Unfortunately, so far, Serco and Migrant Help (who are meant to investigate complaints) have refused to open investigations or to shelter us and our child somewhere safe and within travel distance of our daughter’s school. Now, this Crowdfunder – Crowdfunding to enable Shay Babagar and RAPAR to build on Shay’s 35-day hunger strike to challenge Serco’s treatment of 'hotel' residents seeking asylum. on JustGiving - is to raise enough funds so that we can continue to campaign for these human rights while living in Stockport and our child carries on at her school.

Read more: RAPAR, https://rb.gy/giihty

The Misguided Allure of Deterrence Policy

It’s hard to know how to start a piece on the issue of Channel crossings in the weeks following the tragic death of at least 4 people in the freezing waters between the UK and France. There is grief, anger, frustration, a feeling of injustice; so many emotions jostle for space on the page. Both sides of the debate, when reaching for a solution to the repeated tragedies in the Channel, draw on moral arguments to defend their position. And the deaths continue.

Everyone agrees that the deaths must stop, that the Channel is a dangerous and ill-suited route for those seeking protection in the UK. But any effort to find a solution that actually reduces the peril faced by people taking this journey to safety is stymied by a relentless commitment to an approach that has proven, over many decades to fail: a policy of deterrence.
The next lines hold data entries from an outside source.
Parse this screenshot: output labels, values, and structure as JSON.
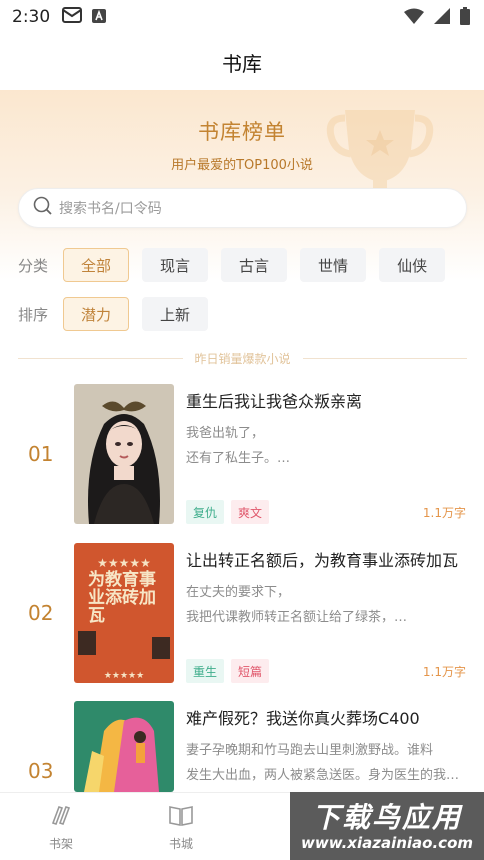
{
  "status_bar": {
    "time": "2:30",
    "icons": [
      "mail-icon",
      "a-box-icon",
      "wifi-icon",
      "signal-icon",
      "battery-icon"
    ]
  },
  "header": {
    "title": "书库"
  },
  "banner": {
    "title": "书库榜单",
    "subtitle": "用户最爱的TOP100小说",
    "icon": "trophy-icon"
  },
  "search": {
    "placeholder": "搜索书名/口令码",
    "icon": "search-icon"
  },
  "filters": {
    "category": {
      "label": "分类",
      "options": [
        "全部",
        "现言",
        "古言",
        "世情",
        "仙侠"
      ],
      "selected": "全部"
    },
    "sort": {
      "label": "排序",
      "options": [
        "潜力",
        "上新"
      ],
      "selected": "潜力"
    }
  },
  "section_divider": "昨日销量爆款小说",
  "books": [
    {
      "rank": "01",
      "title": "重生后我让我爸众叛亲离",
      "desc_line1": "我爸出轨了，",
      "desc_line2": "还有了私生子。…",
      "tags": [
        "复仇",
        "爽文"
      ],
      "words": "1.1万字"
    },
    {
      "rank": "02",
      "title": "让出转正名额后，为教育事业添砖加瓦",
      "desc_line1": "在丈夫的要求下，",
      "desc_line2": "我把代课教师转正名额让给了绿茶，…",
      "tags": [
        "重生",
        "短篇"
      ],
      "words": "1.1万字",
      "cover_text": "为教育事业添砖加瓦"
    },
    {
      "rank": "03",
      "title": "难产假死？我送你真火葬场C400",
      "desc_line1": "妻子孕晚期和竹马跑去山里刺激野战。谁料",
      "desc_line2": "发生大出血，两人被紧急送医。身为医生的我…",
      "tags": [],
      "words": ""
    }
  ],
  "bottom_nav": [
    {
      "label": "书架",
      "icon": "bookshelf-icon"
    },
    {
      "label": "书城",
      "icon": "book-open-icon"
    }
  ],
  "watermark": {
    "main": "下载鸟应用",
    "url": "www.xiazainiao.com"
  },
  "colors": {
    "accent": "#c38331",
    "chip_active_bg": "#fdf3e4",
    "chip_bg": "#f3f4f6",
    "tag_green": "#3fae8c",
    "tag_red": "#e0576b",
    "word_count": "#e4954a"
  }
}
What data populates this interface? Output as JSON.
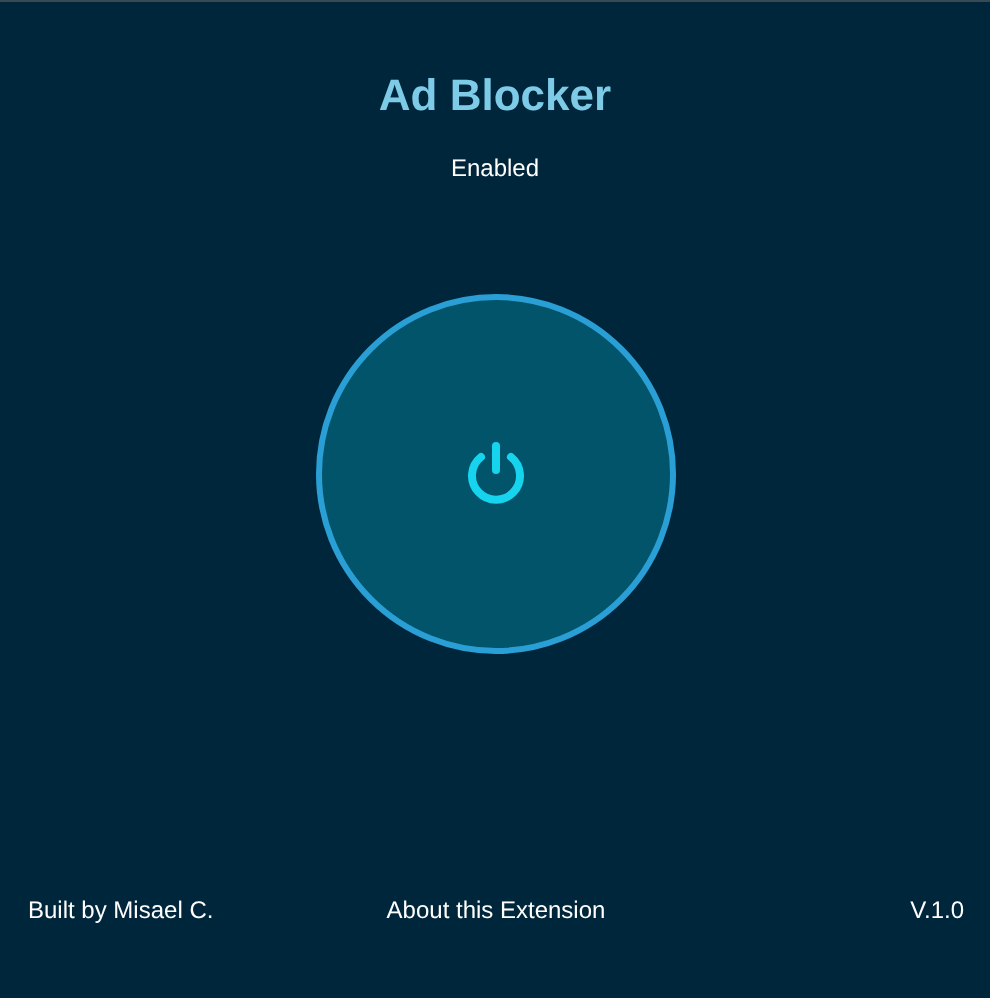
{
  "title": "Ad Blocker",
  "status": "Enabled",
  "power": {
    "on": true
  },
  "footer": {
    "author": "Built by Misael C.",
    "about_link": "About this Extension",
    "version": "V.1.0"
  }
}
Over the decades, deterrence has taken the form of destitution, dispersal, status insecurity, prohibition on working, detention, but was finally formalised with the Conservative’s Hostile Environment measures. In recent years, it has taken a more public and aggressive turn with the ‘let them drown’ policy, use of barracks as accommodation, and by denying access to the asylum process, culminating in the measures brought in by the Nationality and Borders Act 2022 including pushbacks, criminalisation, offshoring and a two-tiered asylum system. The Rwanda removals scheme is the most high profile of recent deterrent measures introduced to halt small boat arrivals. What started out as an attempt to make life unbearable for people seeking sanctuary in the UK, has become a punitive regime of exclusion.

Read more: Freemovement, https://rb.gy/czi57i

Continuing Conflicts That Create Refugees - January 2023

Deteriorated Situations: Afghanistan, Bangladesh, India, Somaliland, South Sudan, Nagorno-Karabakh Conflict, Bolivia, Peru

Improved Situations: Eritrea, Sudan, Niger,

Outlook for This Month January 2023 - Conflict Risk Alerts None - Resolution Opportunities None

Deteriorations in December.

Taliban authorities in Afghanistan banned women from attending university and working in NGOs, disrupting one of the world’s largest humanitarian responses as tens of millions struggle to survive amid economic hardship and a severe winter.

Fears of a looming humanitarian crisis in Nagorno-Karabakh grew after Azerbaijan-backed protesters began blocking the Lachin corridor, a vital transport link connecting Armenia with the enclave.

In the first clash in two-and-a-half years, Indian and Chinese soldiers fought hand-to-hand along the disputed Line of Actual Control, injuring dozens.

In Peru, a failed attempt to dissolve Congress ended the brief presidency of Pedro Castillo, prompting widespread protests that turned deadly amid a fierce security crackdown.

Fighting wreaked havoc in South Sudan’s Upper Nile state while violence perpetrated by armed youth killed dozens and displaced thousands in Jonglei state.

In Somaliland, clashes between security forces and protesters left at least 20 people dead in a contested area near Somalia’s Puntland region.

10 Conflicts to Watch in 2023
1. Ukraine 2. Armenia and Azerbaijan 3. Iran 4. Yemen 5. Ethiopia 6. Democratic Republic of the Congo and the Great Lakes 7. The Sahel 8. Haiti 9. Pakistan 10. Taiwan

Source: Internatinal Crisis Group, https://rb.gy/uerrfx


















Opinions Regarding Immigration Bail

36 Deaths Across the UK Detention Estate

UK Human Rights and Democracy 2020

Hunger Strikes in Immigration Detention

Charter Flights January 2016 Through December 2020

A History of

Immigration Solicitors

Villainous Mr O